“I was 23 and very naïve… so, the first iteration of the sunglasses were very basic,” he said, adding that he didn’t design them then. Instead, he purchased 300 of those from a vendor online that added his logo to them. “I started the company selling (what looked like) promotional sunglasses, the kind you get free at events. Just, plain black front and neon arms with the logo printed on them. Although that wasn’t my original idea, it was a way to get the operation off the ground.”
Moyer says when he made a return on the glasses, he was able to reinvest the money in the company and use it to get other manufacturers and better products. He says he bought about $300 worth of pairs of sunglasses and the rest of the first round of profit went to registering the business with the city and creating the company’s website.
Trendsetters and Influencers
For the next few years, Moyer, who ran his company out of his home until around 2009 before he moved to his first office in National City, would “grind it out.” He used social media to promote the company and also sent out glasses to celebrities, trendsetters and influencers he thought could bring the right attention to the company. Around 2012, as the company continued to grow, Moyer began hiring more folks, including a full-time designer (prior to that he would work with freelancers). That’s when he moved to the Old Town office and kept the company warehouse in Barrio Logan.
Word of mouth marketing as well as promotional partnerships with the likes of GI Joe, Hot Wheels and “Shark Week,” have been key to the growth of Knockaround, says Moyer. The company, which is usually approached for such business ventures, does around four collaborations per year and already has two lined up for 2019. While Moyer wouldn’t reveal details of the upcoming contracts, he did say one is with a well-known musical group that is releasing an album and going on tour soon, and the other is with The Longhairs, a local company that presented its hair ties for men on “Shark Tank” and landed a deal with businessman Mark Cuban.
Wholesale Program Growing
Moyer adds that Black Friday is by far the company’s biggest sales day each year and that, while the bulk of its sales come from the website, the Knockaround wholesale program is steadily growing. It currently sells in other larger stores, like West Marine, which has locations all around the country. He also says Malaysia and Dubai are some of Knockaround’s most popular markets in terms of sales.
While the loss of his own pricey shades was an initial driver for Knockaround, Moyer says becoming a father has served as inspiration for his business, as well. Four years ago, he launched the first Knockaround kids’ line, which he says is doing extremely well. This year, six new kids’ designs will be released, including ones inspired by strawberries and pineapples and campfires, he says. Additionally, in the spring, the company will add two new adult frame styles: a wide-fit style and a cat-eye.

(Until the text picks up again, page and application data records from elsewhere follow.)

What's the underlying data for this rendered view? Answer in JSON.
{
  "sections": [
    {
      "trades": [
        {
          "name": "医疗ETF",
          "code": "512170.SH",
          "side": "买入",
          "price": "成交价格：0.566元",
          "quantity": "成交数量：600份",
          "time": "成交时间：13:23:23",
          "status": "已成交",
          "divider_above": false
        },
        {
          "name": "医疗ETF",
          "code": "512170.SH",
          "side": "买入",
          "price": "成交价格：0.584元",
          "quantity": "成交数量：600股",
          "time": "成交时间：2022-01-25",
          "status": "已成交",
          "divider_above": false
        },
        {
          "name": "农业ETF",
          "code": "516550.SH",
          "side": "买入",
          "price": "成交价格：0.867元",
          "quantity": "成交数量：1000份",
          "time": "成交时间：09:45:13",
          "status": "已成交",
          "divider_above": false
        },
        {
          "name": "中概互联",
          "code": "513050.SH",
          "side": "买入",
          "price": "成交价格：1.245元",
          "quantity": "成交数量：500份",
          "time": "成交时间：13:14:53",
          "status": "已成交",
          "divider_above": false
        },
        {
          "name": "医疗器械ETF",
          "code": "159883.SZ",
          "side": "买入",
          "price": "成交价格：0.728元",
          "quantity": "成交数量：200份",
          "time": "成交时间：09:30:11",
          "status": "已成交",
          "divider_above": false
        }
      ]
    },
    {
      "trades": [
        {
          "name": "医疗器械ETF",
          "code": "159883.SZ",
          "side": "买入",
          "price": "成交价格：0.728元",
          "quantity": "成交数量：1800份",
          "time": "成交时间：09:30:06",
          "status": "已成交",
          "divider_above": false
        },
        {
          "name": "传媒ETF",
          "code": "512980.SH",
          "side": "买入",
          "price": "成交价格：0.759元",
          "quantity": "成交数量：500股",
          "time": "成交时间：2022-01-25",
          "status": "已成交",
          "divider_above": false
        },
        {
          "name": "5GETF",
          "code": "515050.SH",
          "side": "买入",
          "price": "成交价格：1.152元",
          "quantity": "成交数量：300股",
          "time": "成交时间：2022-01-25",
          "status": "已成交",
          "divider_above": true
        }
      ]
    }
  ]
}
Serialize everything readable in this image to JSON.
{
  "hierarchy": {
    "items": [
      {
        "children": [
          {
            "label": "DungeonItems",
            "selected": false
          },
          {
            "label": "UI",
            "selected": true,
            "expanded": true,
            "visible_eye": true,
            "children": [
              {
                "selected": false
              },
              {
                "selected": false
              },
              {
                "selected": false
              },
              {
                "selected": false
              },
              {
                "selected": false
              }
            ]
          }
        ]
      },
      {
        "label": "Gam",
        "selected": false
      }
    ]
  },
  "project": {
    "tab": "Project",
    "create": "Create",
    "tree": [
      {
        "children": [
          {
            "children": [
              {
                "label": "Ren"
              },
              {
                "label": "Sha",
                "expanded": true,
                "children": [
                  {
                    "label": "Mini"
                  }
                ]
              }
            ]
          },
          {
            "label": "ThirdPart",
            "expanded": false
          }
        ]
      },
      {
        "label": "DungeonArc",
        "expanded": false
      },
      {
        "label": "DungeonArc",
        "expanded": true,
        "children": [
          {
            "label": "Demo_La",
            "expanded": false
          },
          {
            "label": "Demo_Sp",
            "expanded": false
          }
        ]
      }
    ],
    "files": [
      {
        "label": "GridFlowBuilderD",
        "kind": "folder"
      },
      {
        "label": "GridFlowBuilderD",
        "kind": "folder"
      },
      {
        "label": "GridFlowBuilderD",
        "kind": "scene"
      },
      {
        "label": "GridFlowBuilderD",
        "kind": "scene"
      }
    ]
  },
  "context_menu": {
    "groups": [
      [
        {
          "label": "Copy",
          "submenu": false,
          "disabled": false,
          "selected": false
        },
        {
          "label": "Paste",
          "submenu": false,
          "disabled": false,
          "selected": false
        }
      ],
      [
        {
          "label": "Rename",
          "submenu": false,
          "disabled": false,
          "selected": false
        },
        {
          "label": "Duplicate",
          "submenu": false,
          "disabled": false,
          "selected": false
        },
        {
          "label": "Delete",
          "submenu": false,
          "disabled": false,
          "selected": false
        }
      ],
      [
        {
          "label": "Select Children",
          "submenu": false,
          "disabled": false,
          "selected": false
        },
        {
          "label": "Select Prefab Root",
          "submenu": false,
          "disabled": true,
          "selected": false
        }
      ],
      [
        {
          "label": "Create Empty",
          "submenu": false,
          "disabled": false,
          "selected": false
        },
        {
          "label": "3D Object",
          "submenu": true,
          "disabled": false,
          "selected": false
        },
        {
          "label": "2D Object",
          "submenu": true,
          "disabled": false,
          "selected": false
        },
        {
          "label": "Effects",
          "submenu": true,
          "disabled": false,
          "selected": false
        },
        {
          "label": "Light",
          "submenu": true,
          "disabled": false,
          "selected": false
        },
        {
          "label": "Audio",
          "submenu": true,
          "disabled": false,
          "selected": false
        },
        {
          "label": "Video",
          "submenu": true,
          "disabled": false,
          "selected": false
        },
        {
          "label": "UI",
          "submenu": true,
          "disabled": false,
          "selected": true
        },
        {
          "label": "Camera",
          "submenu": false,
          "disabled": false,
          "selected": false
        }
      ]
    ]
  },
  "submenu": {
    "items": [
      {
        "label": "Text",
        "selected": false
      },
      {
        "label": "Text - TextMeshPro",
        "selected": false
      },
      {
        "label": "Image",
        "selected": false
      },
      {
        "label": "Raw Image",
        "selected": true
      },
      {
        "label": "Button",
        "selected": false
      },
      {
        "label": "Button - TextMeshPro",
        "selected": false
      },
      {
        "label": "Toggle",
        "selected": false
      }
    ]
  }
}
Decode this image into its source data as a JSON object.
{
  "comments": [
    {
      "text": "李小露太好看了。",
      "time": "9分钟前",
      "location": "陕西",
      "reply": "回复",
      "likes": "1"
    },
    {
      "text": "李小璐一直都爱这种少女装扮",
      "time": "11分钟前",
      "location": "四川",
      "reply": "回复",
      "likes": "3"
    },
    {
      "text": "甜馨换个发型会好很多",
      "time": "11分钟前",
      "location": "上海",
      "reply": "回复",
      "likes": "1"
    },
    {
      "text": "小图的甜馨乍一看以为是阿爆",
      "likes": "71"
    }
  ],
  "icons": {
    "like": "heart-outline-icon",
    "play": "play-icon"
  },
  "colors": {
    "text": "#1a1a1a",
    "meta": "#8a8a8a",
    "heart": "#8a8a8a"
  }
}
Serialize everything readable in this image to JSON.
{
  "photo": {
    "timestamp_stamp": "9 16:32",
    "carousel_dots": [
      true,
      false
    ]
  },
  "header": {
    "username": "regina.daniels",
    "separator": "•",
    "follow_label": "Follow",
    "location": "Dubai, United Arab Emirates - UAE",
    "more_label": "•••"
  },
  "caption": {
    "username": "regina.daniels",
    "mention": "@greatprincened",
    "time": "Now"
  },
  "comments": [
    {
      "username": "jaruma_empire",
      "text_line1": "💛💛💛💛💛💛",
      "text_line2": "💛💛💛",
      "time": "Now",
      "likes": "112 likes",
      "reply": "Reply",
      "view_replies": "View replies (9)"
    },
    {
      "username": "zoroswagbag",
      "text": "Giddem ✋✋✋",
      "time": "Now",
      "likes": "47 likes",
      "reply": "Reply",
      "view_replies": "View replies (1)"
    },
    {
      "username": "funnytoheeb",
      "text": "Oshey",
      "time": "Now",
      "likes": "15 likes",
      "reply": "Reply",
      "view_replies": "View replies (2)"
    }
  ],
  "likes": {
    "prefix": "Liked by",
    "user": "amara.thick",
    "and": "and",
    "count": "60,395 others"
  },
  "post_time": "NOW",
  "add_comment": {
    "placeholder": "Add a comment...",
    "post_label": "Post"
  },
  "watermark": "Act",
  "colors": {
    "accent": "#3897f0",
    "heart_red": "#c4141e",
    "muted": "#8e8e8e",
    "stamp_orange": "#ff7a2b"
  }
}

Travel & hospitality reporter
Mariel Concepcion can be reached at
firstname.lastname@example.org or 858-634-4625.